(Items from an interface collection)
================

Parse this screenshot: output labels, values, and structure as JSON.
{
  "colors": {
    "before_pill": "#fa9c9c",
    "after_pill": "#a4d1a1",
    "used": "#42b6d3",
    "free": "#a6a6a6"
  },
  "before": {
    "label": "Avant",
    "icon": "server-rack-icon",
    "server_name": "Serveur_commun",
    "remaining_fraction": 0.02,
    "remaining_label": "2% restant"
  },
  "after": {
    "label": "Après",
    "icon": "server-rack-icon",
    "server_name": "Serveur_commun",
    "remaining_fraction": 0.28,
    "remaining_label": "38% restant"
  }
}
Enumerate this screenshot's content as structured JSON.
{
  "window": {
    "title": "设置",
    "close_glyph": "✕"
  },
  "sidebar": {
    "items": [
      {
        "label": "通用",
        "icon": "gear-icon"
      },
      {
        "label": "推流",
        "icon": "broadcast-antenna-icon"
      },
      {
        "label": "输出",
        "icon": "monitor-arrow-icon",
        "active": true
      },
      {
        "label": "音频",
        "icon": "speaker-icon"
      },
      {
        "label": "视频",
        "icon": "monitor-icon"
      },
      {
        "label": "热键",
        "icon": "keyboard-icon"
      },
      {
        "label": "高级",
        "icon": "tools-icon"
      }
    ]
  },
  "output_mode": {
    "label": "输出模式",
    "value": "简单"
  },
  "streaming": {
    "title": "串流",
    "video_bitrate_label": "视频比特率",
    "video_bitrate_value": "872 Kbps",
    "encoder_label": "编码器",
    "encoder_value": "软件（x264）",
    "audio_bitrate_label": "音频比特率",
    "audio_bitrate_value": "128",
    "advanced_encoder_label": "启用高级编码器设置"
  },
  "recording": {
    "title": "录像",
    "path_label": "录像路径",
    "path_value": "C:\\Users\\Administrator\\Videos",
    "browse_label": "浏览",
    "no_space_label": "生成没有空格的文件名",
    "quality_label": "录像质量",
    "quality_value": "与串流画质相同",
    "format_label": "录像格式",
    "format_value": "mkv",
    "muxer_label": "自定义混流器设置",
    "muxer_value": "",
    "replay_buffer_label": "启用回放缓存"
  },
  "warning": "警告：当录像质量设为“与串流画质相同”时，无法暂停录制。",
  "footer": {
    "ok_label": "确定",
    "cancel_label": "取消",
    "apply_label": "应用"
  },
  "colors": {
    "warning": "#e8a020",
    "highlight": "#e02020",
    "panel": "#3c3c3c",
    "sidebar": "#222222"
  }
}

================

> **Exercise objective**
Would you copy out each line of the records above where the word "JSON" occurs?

> **Result of this task**
Parse this screenshot: output labels, values, and structure as JSON.
Enumerate this screenshot's content as structured JSON.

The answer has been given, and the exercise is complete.